We have reached a denouement of sorts in the “blame XYZ companies for causing global warming which caused Hurricane Katrina which damaged my property” lawsuit that I’ve previously discussed and in which Cato filed an amicus brief. When last I blogged about this, the Fifth Circuit had apparently lost its en banc quorum – a late judicial recusal left only 8 of 16 judges available to hear the appeal – and was figuring out what to do.
Well, on Thursday the court issued an order determining that it lacked a quorum, but that the panel opinion – the one that allowed the tendentious causation claims to proceed – remained vacated. The money quote: “In sum, a court without a quorum cannot conduct judicial business… . Because neither this en banc court, nor the panel, can conduct further judicial business in this appeal, the Clerk is directed to dismiss the appeal.” This means that the district court opinion dismissing the suit stands, though plaintiffs are free to seek Supreme Court review. Not surprisingly, the three judges on the panel dissented from this order (which means that the order was decided by a 5-3 vote).
The upshot of all this is that the plaintiffs ended up botching their strategy of suing companies whose shares are owned by Fifth Circuit judges. This clever legerdemain successfully removed seven judges, but that left a quorum of nine. Of course, had the late-recusing eighth, Jennifer Elrod – who would’ve been expected to rule against the plaintiffs – recused when the first seven did, the court could not have vacated the panel opinion in the first place.
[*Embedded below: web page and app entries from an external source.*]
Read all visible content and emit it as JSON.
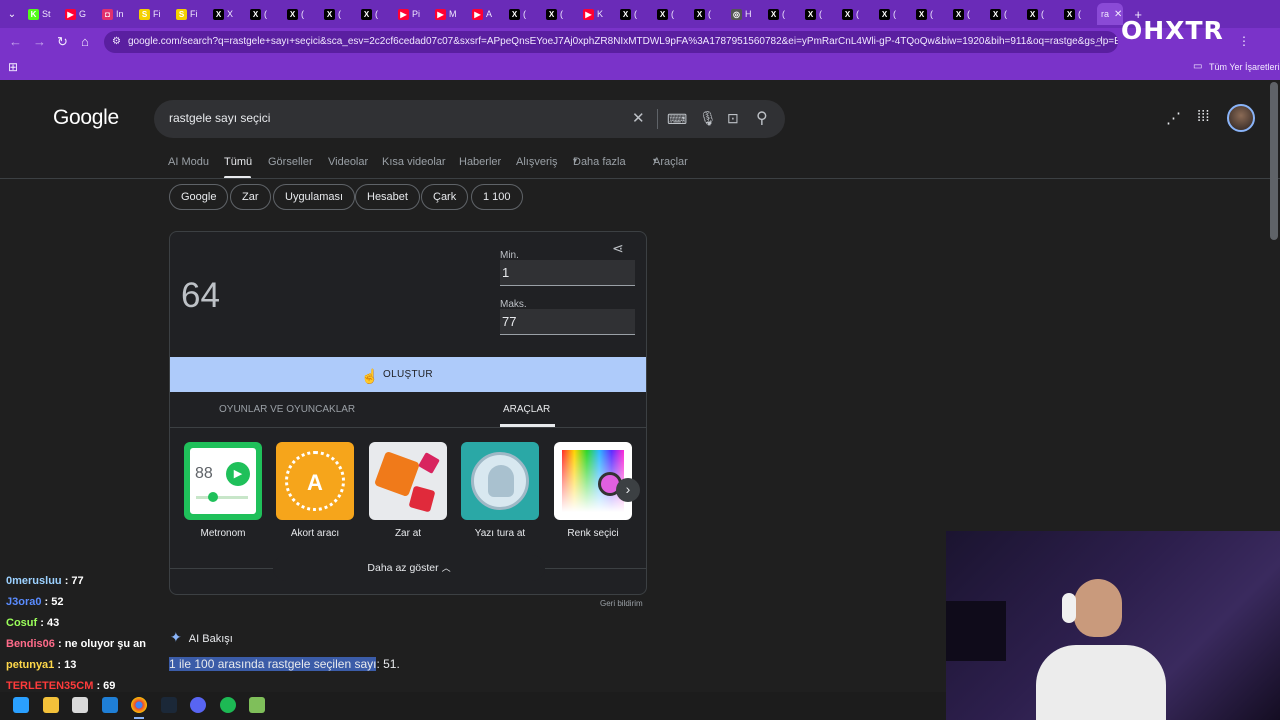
{
  "browser": {
    "tabs": [
      {
        "label": "St",
        "icon": "k-icon",
        "color": "#53fc18"
      },
      {
        "label": "G",
        "icon": "youtube-icon",
        "color": "#ff0033"
      },
      {
        "label": "In",
        "icon": "instagram-icon",
        "color": "#e1306c"
      },
      {
        "label": "Fi",
        "icon": "s-icon",
        "color": "#f5d000"
      },
      {
        "label": "Fi",
        "icon": "s-icon",
        "color": "#f5d000"
      },
      {
        "label": "X",
        "icon": "x-icon",
        "color": "#000000"
      },
      {
        "label": "(",
        "icon": "x-icon",
        "color": "#000000"
      },
      {
        "label": "(",
        "icon": "x-icon",
        "color": "#000000"
      },
      {
        "label": "(",
        "icon": "x-icon",
        "color": "#000000"
      },
      {
        "label": "(",
        "icon": "x-icon",
        "color": "#000000"
      },
      {
        "label": "Pi",
        "icon": "youtube-icon",
        "color": "#ff0033"
      },
      {
        "label": "M",
        "icon": "youtube-icon",
        "color": "#ff0033"
      },
      {
        "label": "A",
        "icon": "youtube-icon",
        "color": "#ff0033"
      },
      {
        "label": "(",
        "icon": "x-icon",
        "color": "#000000"
      },
      {
        "label": "(",
        "icon": "x-icon",
        "color": "#000000"
      },
      {
        "label": "K",
        "icon": "youtube-icon",
        "color": "#ff0033"
      },
      {
        "label": "(",
        "icon": "x-icon",
        "color": "#000000"
      },
      {
        "label": "(",
        "icon": "x-icon",
        "color": "#000000"
      },
      {
        "label": "(",
        "icon": "x-icon",
        "color": "#000000"
      },
      {
        "label": "H",
        "icon": "globe-icon",
        "color": "#555555"
      },
      {
        "label": "(",
        "icon": "x-icon",
        "color": "#000000"
      },
      {
        "label": "(",
        "icon": "x-icon",
        "color": "#000000"
      },
      {
        "label": "(",
        "icon": "x-icon",
        "color": "#000000"
      },
      {
        "label": "(",
        "icon": "x-icon",
        "color": "#000000"
      },
      {
        "label": "(",
        "icon": "x-icon",
        "color": "#000000"
      },
      {
        "label": "(",
        "icon": "x-icon",
        "color": "#000000"
      },
      {
        "label": "(",
        "icon": "x-icon",
        "color": "#000000"
      },
      {
        "label": "(",
        "icon": "x-icon",
        "color": "#000000"
      },
      {
        "label": "(",
        "icon": "x-icon",
        "color": "#000000"
      }
    ],
    "active_tab_label": "ra",
    "url": "google.com/search?q=rastgele+sayı+seçici&sca_esv=2c2cf6cedad07c07&sxsrf=APpeQnsEYoeJ7Aj0xphZR8NIxMTDWL9pFA%3A1787951560782&ei=yPmRarCnL4Wli-gP-4TQoQw&biw=1920&bih=911&oq=rastge&gs_lp=Egxnd3Mt...",
    "bookmarks_label": "Tüm Yer İşaretleri"
  },
  "google": {
    "logo": "Google",
    "query": "rastgele sayı seçici",
    "nav": [
      "AI Modu",
      "Tümü",
      "Görseller",
      "Videolar",
      "Kısa videolar",
      "Haberler",
      "Alışveriş",
      "Daha fazla",
      "Araçlar"
    ],
    "chips": [
      "Google",
      "Zar",
      "Uygulaması",
      "Hesabet",
      "Çark",
      "1 100"
    ]
  },
  "widget": {
    "result": "64",
    "min_label": "Min.",
    "min_value": "1",
    "max_label": "Maks.",
    "max_value": "77",
    "generate_label": "OLUŞTUR",
    "tabs": [
      "OYUNLAR VE OYUNCAKLAR",
      "ARAÇLAR"
    ],
    "tools": [
      {
        "label": "Metronom",
        "display": "88"
      },
      {
        "label": "Akort aracı",
        "display": "A"
      },
      {
        "label": "Zar at"
      },
      {
        "label": "Yazı tura at"
      },
      {
        "label": "Renk seçici"
      }
    ],
    "show_less": "Daha az göster",
    "feedback": "Geri bildirim"
  },
  "ai": {
    "title": "AI Bakışı",
    "highlight": "1 ile 100 arasında rastgele seçilen sayı",
    "rest": ": 51."
  },
  "chat": [
    {
      "user": "0merusluu",
      "msg": " : 77",
      "color": "#9cd1ff"
    },
    {
      "user": "J3ora0",
      "msg": " : 52",
      "color": "#5a8cff"
    },
    {
      "user": "Cosuf",
      "msg": " : 43",
      "color": "#9bff5a"
    },
    {
      "user": "Bendis06",
      "msg": " : ne oluyor şu an",
      "color": "#ff6b8a"
    },
    {
      "user": "petunya1",
      "msg": " : 13",
      "color": "#ffd84a"
    },
    {
      "user": "TERLETEN35CM",
      "msg": " : 69",
      "color": "#ff3b3b"
    }
  ],
  "watermark": "OHXTR"
}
We’ll never know what happened after the court’s prior decision to grant rehearing that caused Judge Elrod to recuse, but at least we’re left with the second-best result: no strong decision from an important federal appellate court, but the reinstatment of the correct decision below.